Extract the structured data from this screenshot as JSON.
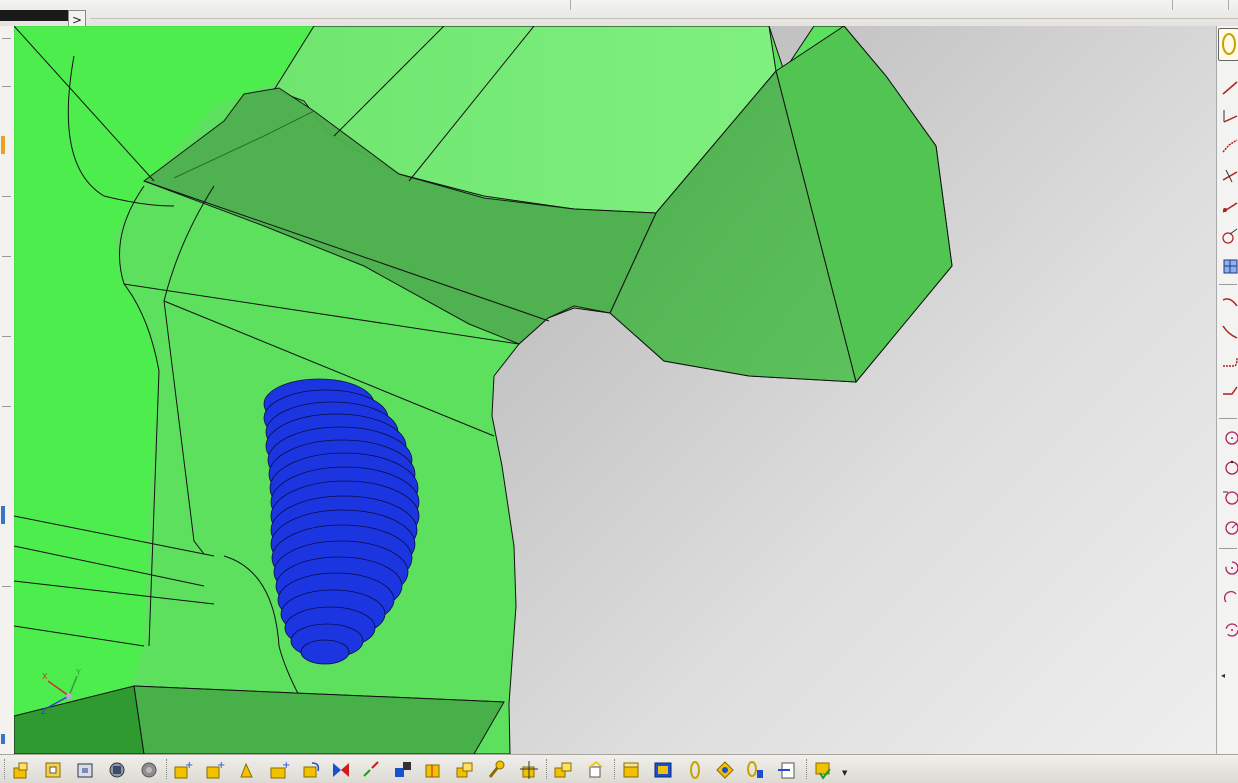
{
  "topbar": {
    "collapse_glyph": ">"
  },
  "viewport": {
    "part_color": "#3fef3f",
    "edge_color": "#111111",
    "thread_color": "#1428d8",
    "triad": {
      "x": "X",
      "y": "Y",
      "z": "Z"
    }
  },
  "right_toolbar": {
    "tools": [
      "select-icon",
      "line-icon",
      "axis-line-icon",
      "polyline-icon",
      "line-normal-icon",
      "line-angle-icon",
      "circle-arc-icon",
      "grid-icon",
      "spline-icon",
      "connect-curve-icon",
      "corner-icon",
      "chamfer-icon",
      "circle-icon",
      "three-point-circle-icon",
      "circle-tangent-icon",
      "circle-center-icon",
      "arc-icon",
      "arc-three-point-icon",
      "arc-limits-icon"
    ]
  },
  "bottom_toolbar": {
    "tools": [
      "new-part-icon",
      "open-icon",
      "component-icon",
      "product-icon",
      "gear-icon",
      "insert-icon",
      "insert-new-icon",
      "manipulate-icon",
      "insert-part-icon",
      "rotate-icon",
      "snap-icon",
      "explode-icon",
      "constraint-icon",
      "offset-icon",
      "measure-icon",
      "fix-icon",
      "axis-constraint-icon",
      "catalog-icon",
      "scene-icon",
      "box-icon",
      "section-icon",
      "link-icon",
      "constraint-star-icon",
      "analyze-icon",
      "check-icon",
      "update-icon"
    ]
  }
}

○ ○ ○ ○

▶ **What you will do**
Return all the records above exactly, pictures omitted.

▶ **Response to the task**
Extract the structured data from this screenshot as JSON.
{
  "topbar": {
    "collapse_glyph": ">"
  },
  "viewport": {
    "part_color": "#3fef3f",
    "edge_color": "#111111",
    "thread_color": "#1428d8",
    "triad": {
      "x": "X",
      "y": "Y",
      "z": "Z"
    }
  },
  "right_toolbar": {
    "tools": [
      "select-icon",
      "line-icon",
      "axis-line-icon",
      "polyline-icon",
      "line-normal-icon",
      "line-angle-icon",
      "circle-arc-icon",
      "grid-icon",
      "spline-icon",
      "connect-curve-icon",
      "corner-icon",
      "chamfer-icon",
      "circle-icon",
      "three-point-circle-icon",
      "circle-tangent-icon",
      "circle-center-icon",
      "arc-icon",
      "arc-three-point-icon",
      "arc-limits-icon"
    ]
  },
  "bottom_toolbar": {
    "tools": [
      "new-part-icon",
      "open-icon",
      "component-icon",
      "product-icon",
      "gear-icon",
      "insert-icon",
      "insert-new-icon",
      "manipulate-icon",
      "insert-part-icon",
      "rotate-icon",
      "snap-icon",
      "explode-icon",
      "constraint-icon",
      "offset-icon",
      "measure-icon",
      "fix-icon",
      "axis-constraint-icon",
      "catalog-icon",
      "scene-icon",
      "box-icon",
      "section-icon",
      "link-icon",
      "constraint-star-icon",
      "analyze-icon",
      "check-icon",
      "update-icon"
    ]
  }
}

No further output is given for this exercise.